Looking to ride out rising mortgage rates by staying in your current place? Industry insiders predict that will be common, with many homeowners looking to renovation to spice things up.
Do warmer temperatures have you daydreaming of a spring or summer road trip? Before you pack up your vehicle, prioritize preventive maintenance tasks and give your car a good detail. In honor of National Car Care Month, here are a few post-winter pointers to tackle before you hit the road.
Tend to Tires
Cold temperatures cause tire pressure to fall, and slick or bumpy roads can do a number on tire alignment. Check your tires regularly and add air when necessary to return them to the manufacturer’s recommended pressure. And don’t forget to rotate and align tires to keep their tread from wearing.
Change Windshield Wiper Blades
Be prepared for spring showers by hitting the road with newly replaced wipers. Worn, ineffective blades often squeak, jump and leave streaks that can inhibit a clear view of your surroundings.
Test and Replace Your Car Battery
Both cold winter weather and blazing summer heat can take a toll on car batteries, reducing efficiency and causing corrosion. To ensure your battery has plenty of life left, look for a location that can test it. If the voltage is low, consider replacing it to avoid the inconvenience of the battery dying unexpectedly.
Wash and Wax Your Entire Vehicle
Salt, sand and winter grime can corrode metals and ruin paint. To prevent weather-related damage, give your car a thorough wash on a regular basis, and don’t neglect the undercarriage. Once the vehicle is dirt-free, coat the surface with a layer of wax to protect it from spring and summer storms.
Giving your car attention in the form of regular maintenance and cleanings will help prolong its life and keep you safe on the road this spring.
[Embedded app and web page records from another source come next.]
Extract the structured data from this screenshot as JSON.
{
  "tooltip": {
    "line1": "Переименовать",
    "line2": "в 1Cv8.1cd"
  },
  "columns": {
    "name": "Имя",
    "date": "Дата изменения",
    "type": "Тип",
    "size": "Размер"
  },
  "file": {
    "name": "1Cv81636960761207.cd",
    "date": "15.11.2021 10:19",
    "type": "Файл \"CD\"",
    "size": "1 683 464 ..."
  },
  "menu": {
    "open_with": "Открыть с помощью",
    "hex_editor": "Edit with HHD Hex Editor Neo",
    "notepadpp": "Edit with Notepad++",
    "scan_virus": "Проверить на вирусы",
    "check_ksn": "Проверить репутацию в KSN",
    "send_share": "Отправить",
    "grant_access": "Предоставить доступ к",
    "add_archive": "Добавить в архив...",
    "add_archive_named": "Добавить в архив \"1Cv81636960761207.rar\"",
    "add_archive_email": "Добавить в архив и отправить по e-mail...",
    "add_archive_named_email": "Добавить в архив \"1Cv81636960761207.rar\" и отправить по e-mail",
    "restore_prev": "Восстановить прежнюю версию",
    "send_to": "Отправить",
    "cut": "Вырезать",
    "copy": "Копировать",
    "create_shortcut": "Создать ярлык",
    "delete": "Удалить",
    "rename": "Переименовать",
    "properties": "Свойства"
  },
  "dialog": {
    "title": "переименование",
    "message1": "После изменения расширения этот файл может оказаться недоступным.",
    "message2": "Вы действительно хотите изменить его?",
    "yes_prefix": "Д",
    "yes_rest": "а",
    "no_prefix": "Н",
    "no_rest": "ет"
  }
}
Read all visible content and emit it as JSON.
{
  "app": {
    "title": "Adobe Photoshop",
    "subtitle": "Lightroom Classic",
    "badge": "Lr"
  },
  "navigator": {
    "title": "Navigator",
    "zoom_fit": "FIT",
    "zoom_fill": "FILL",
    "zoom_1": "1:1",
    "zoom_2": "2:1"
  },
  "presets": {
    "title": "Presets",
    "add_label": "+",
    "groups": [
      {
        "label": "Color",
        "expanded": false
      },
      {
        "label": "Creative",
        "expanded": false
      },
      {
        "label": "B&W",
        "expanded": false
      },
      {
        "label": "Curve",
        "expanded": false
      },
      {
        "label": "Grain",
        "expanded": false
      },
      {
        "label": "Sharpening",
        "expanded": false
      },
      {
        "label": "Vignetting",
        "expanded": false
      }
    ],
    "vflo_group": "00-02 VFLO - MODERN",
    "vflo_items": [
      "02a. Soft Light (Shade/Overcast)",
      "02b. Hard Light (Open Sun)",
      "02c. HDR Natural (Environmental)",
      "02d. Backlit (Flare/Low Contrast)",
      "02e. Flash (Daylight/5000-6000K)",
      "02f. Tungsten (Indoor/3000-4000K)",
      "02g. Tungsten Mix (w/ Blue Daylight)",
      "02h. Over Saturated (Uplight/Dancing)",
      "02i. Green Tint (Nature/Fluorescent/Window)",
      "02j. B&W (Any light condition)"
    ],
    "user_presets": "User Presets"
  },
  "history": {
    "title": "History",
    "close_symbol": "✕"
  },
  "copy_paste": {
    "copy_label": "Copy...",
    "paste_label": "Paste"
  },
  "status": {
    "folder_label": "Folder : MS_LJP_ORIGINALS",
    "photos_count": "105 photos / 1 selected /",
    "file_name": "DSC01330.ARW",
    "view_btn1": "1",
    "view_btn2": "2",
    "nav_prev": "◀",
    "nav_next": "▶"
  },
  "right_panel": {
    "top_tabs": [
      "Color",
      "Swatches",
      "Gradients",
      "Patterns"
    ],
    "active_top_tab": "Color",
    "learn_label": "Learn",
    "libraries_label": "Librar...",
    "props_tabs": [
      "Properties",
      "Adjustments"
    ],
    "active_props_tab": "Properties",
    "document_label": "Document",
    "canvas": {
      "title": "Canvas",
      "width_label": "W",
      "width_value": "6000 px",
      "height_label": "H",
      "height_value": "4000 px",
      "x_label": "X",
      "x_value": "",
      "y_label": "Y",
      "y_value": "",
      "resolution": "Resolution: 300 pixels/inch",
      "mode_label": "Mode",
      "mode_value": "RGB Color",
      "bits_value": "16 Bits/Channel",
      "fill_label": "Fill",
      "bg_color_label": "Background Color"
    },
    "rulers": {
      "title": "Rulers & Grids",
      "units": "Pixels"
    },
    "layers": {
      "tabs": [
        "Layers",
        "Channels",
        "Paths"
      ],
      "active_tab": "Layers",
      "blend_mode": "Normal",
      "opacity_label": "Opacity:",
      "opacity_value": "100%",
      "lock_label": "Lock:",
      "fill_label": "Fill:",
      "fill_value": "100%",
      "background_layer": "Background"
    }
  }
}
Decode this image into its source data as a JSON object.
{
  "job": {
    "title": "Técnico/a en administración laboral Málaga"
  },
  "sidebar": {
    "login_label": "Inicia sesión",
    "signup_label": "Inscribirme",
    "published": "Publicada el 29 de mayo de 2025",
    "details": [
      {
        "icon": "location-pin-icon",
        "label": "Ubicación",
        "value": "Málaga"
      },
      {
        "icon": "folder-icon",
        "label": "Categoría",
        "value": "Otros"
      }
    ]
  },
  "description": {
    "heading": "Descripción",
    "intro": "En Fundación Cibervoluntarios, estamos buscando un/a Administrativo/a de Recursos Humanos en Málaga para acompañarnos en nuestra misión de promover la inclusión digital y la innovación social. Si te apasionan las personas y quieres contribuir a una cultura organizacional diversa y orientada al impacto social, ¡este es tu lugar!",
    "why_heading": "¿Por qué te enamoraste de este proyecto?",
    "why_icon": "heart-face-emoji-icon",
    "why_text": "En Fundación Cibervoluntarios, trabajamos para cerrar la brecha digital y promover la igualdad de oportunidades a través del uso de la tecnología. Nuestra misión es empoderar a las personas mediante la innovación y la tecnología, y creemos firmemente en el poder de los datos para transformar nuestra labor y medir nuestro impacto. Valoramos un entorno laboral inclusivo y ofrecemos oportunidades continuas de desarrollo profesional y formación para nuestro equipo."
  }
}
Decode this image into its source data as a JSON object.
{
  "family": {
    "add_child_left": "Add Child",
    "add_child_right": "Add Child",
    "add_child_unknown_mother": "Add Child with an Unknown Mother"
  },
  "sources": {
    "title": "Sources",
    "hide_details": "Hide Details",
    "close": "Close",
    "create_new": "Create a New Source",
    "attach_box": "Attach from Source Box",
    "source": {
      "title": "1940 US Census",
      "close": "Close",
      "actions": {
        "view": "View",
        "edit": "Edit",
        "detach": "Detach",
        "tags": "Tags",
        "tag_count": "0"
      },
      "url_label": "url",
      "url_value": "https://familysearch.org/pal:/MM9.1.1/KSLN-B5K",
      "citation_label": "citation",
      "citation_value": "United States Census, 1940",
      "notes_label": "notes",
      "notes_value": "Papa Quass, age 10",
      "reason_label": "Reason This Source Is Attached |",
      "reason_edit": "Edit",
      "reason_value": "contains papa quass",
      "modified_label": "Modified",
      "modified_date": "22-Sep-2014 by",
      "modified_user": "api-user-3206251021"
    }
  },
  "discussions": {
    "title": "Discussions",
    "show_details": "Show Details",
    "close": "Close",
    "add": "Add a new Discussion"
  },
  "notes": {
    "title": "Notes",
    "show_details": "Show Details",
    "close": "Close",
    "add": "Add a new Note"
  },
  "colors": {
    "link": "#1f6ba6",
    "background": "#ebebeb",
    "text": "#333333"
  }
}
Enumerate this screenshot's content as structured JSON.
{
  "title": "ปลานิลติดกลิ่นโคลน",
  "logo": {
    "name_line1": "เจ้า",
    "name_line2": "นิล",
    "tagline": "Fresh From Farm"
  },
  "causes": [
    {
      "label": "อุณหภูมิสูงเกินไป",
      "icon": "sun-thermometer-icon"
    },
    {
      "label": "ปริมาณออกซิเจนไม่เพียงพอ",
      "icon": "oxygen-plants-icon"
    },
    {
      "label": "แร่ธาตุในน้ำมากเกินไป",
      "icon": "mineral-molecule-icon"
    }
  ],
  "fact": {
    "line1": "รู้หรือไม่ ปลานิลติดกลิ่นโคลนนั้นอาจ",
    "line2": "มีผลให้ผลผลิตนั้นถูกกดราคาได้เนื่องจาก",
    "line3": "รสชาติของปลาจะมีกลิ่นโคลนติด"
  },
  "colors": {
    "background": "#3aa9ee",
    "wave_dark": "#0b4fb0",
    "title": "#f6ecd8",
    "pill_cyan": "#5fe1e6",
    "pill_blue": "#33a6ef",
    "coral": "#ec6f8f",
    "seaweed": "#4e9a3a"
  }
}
Is a deep clean of your home on your list of things to do? Kitchens and bathrooms usually require the most attention, but it can be overwhelming to figure out where to start. Make sure you hit these often neglected spaces for a complete spring-cleaning ritual.
What to Tackle in the Bathroom Even if your bathroom has relatively little storage space, there’s likely a mixture of outdated items like medication, cosmetics and cleaners. And some of those could be dangerous.
- Start by checking for expired medicine and discontinued prescriptions. If you don’t take them anymore or notice they’ve passed their expiration date, properly dispose of them.
- While many cleaners may not have a clearly marked expiration, most lose their potency over time. If you’ve had a cleaning product for several years, toss it and replace it with a new, full-strength version.
- Each cosmetic item has a life span, and keeping it beyond that time frame can lead to bacteria buildup. Eyeshadows and powders can last for two years, for example, while mascara should be replaced every three months.
Continue in the Kitchen When spring-cleaning the kitchen, don’t neglect the pantry or spice cabinet. Some food demands your attention as it spoils, and others like dry goods, frozen foods and spices have a subtle decline. Baking ingredients have strict expiry dates, while spices lose their strength gradually, resulting in a loosely suggested shelf life.
While you’re at it, give your fridge and freezer a once-over. Clear out doors and bins where old condiments and food may be lurking.
Giving some time to these often overlooked areas can lead to a well-rounded spring-clean.